All in all, harvest 2022 has been a great one, continues Miss Gilbert.

This season, marked the first time liquid fertiliser was used across all crops as a means to improve nitrogen use efficiency.

Combined with the use of individual nozzle control, Miss Gilbert says there was a noticeable yield improvement. This was especially true along the headlands due to elimination of overlaps.

The spring barley variety Laureate yielded particularly well at 10t/ha.

This was due to heavy land retaining moisture well, combined with a good growing season with a plentiful supply of sunlight, to push specific weights up.

Orwell winter barley, on the other hand, was down with yields of 5.9t/ha, and hybrid Bazooka came in at 6.3t/ha.

Oilseed rape yields hit 5.1t/ha from the variety Mambo, but planting of next season’s rapeseed crop has stalled in these dry soil conditions.

“By now, we would have normally drilled oilseed rape as we aim to get it in nice and early to avoid the pressures of cabbage stem flea beetle.

“The seed is still in the shed as if we were to plant it, it just wouldn’t germinate.

“We’re just hoping and praying for some rain now, so we can drill our next crops for harvest 2023.”

Harvest figures for Rookery farms


Average specific weight (kg/hl) for Extase and Zyatt wheat


Yield (t/ha) for Laureate spring barley


Yield (t/ha) for two-row conventional Orwell winter barley


Yield (t/ha) for six-row hybrid variety Bazooka


Conventional OSR variety Mambo hit this yield (t/ha) 

Social media presence

Eleanor Gilbert in wheat field

Eleanor Gilbert © MAG/Emma Gillbard

Promoting British agriculture is of real importance to Eleanor Gilbert.

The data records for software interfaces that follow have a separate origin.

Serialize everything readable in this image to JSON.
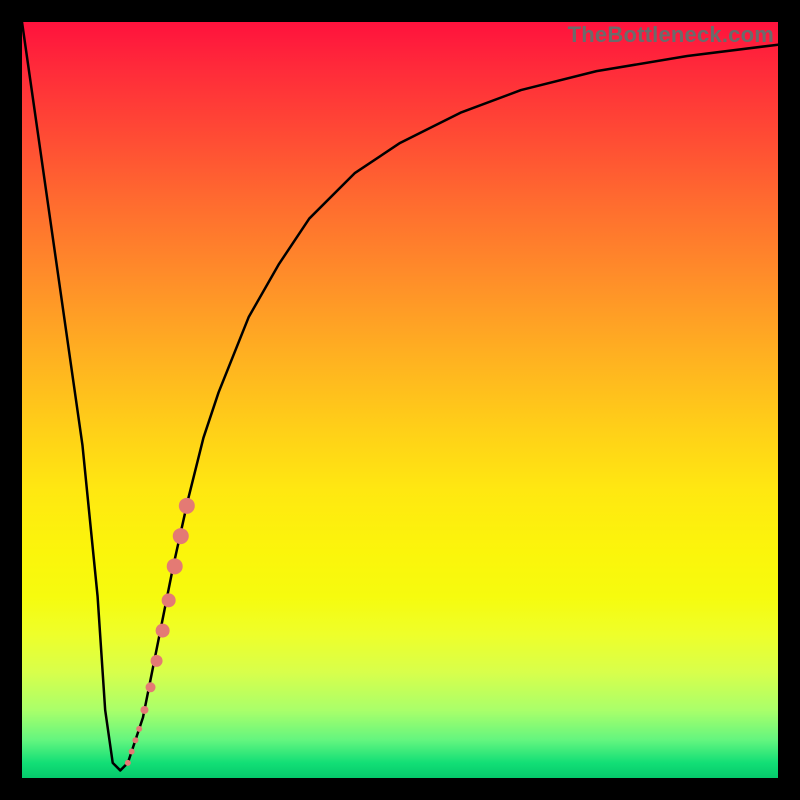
{
  "watermark": "TheBottleneck.com",
  "colors": {
    "curve": "#000000",
    "dots": "#e47a74",
    "frame": "#000000"
  },
  "chart_data": {
    "type": "line",
    "title": "",
    "xlabel": "",
    "ylabel": "",
    "xlim": [
      0,
      100
    ],
    "ylim": [
      0,
      100
    ],
    "grid": false,
    "series": [
      {
        "name": "bottleneck-curve",
        "x": [
          0,
          4,
          8,
          10,
          11,
          12,
          13,
          14,
          16,
          18,
          20,
          22,
          24,
          26,
          30,
          34,
          38,
          44,
          50,
          58,
          66,
          76,
          88,
          100
        ],
        "y": [
          100,
          72,
          44,
          24,
          9,
          2,
          1,
          2,
          8,
          18,
          28,
          37,
          45,
          51,
          61,
          68,
          74,
          80,
          84,
          88,
          91,
          93.5,
          95.5,
          97
        ]
      }
    ],
    "scatter": {
      "name": "sample-dots",
      "points": [
        {
          "x": 14.0,
          "y": 2.0,
          "r": 3
        },
        {
          "x": 14.5,
          "y": 3.5,
          "r": 3
        },
        {
          "x": 15.0,
          "y": 5.0,
          "r": 3
        },
        {
          "x": 15.5,
          "y": 6.5,
          "r": 3
        },
        {
          "x": 16.2,
          "y": 9.0,
          "r": 4
        },
        {
          "x": 17.0,
          "y": 12.0,
          "r": 5
        },
        {
          "x": 17.8,
          "y": 15.5,
          "r": 6
        },
        {
          "x": 18.6,
          "y": 19.5,
          "r": 7
        },
        {
          "x": 19.4,
          "y": 23.5,
          "r": 7
        },
        {
          "x": 20.2,
          "y": 28.0,
          "r": 8
        },
        {
          "x": 21.0,
          "y": 32.0,
          "r": 8
        },
        {
          "x": 21.8,
          "y": 36.0,
          "r": 8
        }
      ]
    }
  }
}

This prompted her to embark on her social media journey, showcasing the best of British agriculture across her family’s arable farm in Berkshire, where she farms with stepfather Dan and mother Sandy.

Under the name of “Berkshire Farm Girl”, Miss Gilbert posts regular content across her Facebook, Twitter and Instagram platforms, reaching out to nearly 4,300 Twitter followers (@littlebigfarm), more than 2,200 Instagram followers and 1,600 Facebook followers.

Her aim is to bridge the knowledge gap between farming and the general public, educating people on where their food comes from.

She says social media can be a simple and effective way to interact with a wide range of people and get young people interested in the agricultural industry.

“There are so many opportunities within agriculture, and I like to show people how they can get involved.

“One day I can be a tractor driver, the next day a mechanic. There is media, technology and nutrition jobs, there’s so much range.

“I get so many questions asking about farming, especially the long hours we do at harvest – people are genuinely interested,” she continues.

Trespasser jumps in front of the combine at harvest

Rookery Farm experienced a sudden trespasser, when a man jumped in front of the combine during harvest, protesting about the dust from the machine, at the time of Farmers Weekly’s visit.

Miss Gilbert tweeted about the incident: “Yesterday, we had an angry member of the public jump out in front of the combine around the headland because his sandwich was covered in dust.”

Video footage of her mother, Sandy, revealed her quickly driving across the field to prevent the man from becoming injured by either the combine or tractor and trailer.

Thankfully, her mother was able to calm the situation and get the man to move from the field and out of danger.

The video has been viewed more than 2m times on Twitter alone. 

Need a contractor?

Find one now